But according to the New York Times, the proposed new definition would be narrowed to include only unwanted sexual conduct "so severe, pervasive and objectively offensive that it denies a person access to the school's education program or activity."

DeVos' office told the New York Times it was in the midst of a "deliberative process," and would not comment on the information the paper had obtained.

In 2017, DeVos made her issues with the existing policy clear.

"The truth is that the system established by the prior administration has failed too many students," DeVos said at the time. "Survivors, victims of a lack of due process and campus administrators have all told me the current approach does a disservice to everyone involved."

DeVos has support from campus groups across America that say the existing rules threw out due process and the rule of law. But others fear the proposals could discourage victims from coming forward, and that some colleges will investigate fewer incidents.

"[Their] worry is that colleges might no longer address some of the more minor instances of unwanted sexual conduct," Brown said.
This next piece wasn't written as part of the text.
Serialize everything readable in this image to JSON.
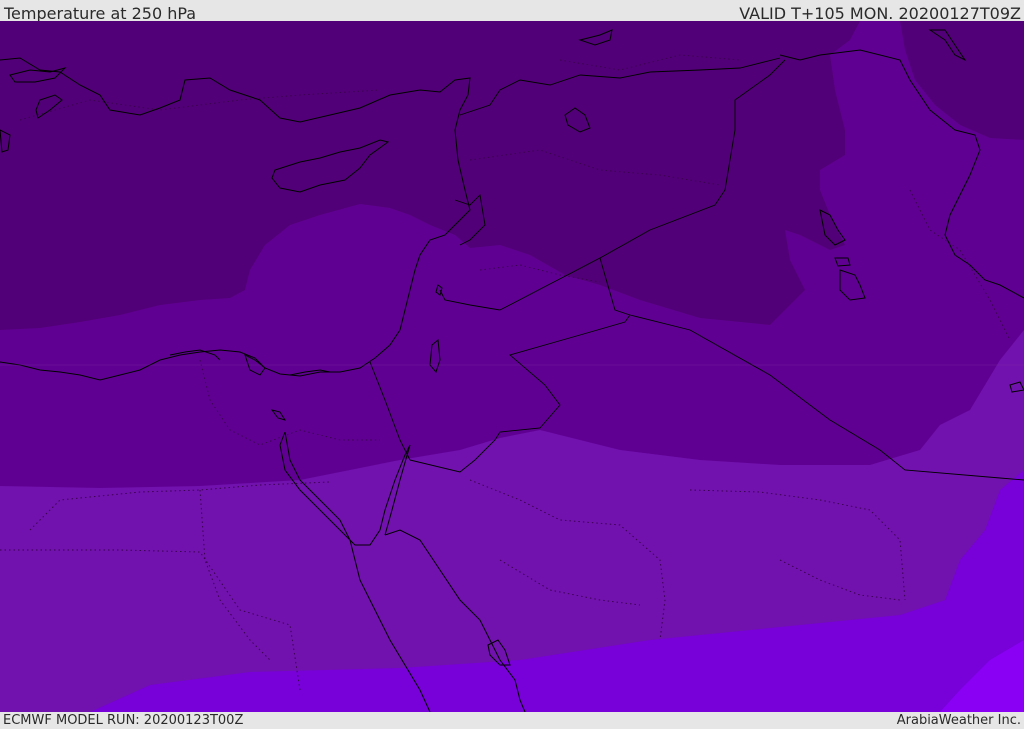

Betsy DeVos testifies before the Senate Health, Education and Labor Committee confirmation hearing to be next Secretary of Education on Capitol Hill in Washington, U.S., January 17, 2017. (Yuri Gripas/Reuters)

The proposals come not just amid the #MeToo movement, but also after sexual assault scandals rocked several major college campuses in the U.S. 

From Hollywood to Wall Street, from college campuses to high schools, there's been a clarion call of people saying the current system fails victims of sexual misconduct.

Day 6 spoke with high school students in Maryland as the Kavanaugh hearings were playing out on TVs around the world. 17-year-old Oreet Zimand said the way we deal with these issues has to change.

"There is an opportunity for the country to come to terms with what's going on in high schools and make an unequivocal statement that this is not something that we're going to allow," she said.

Considering the momentum of the #MeToo movement and the anger over repeated systemic failure, Brown said it's obvious people will push back against the proposed changes on college campuses.

The proposals are still a long way from becoming laws. DeVos has committed to going through a public notice and comment period.

"There's no question that public feedback is going to incorporate this public outcry," Brown said.


To hear the full interview with Sarah Brown, download our podcast or click the 'Listen' button at the top of this page.

Click here for our interviews with Maryland high school students discussing the Kavanaugh hearing.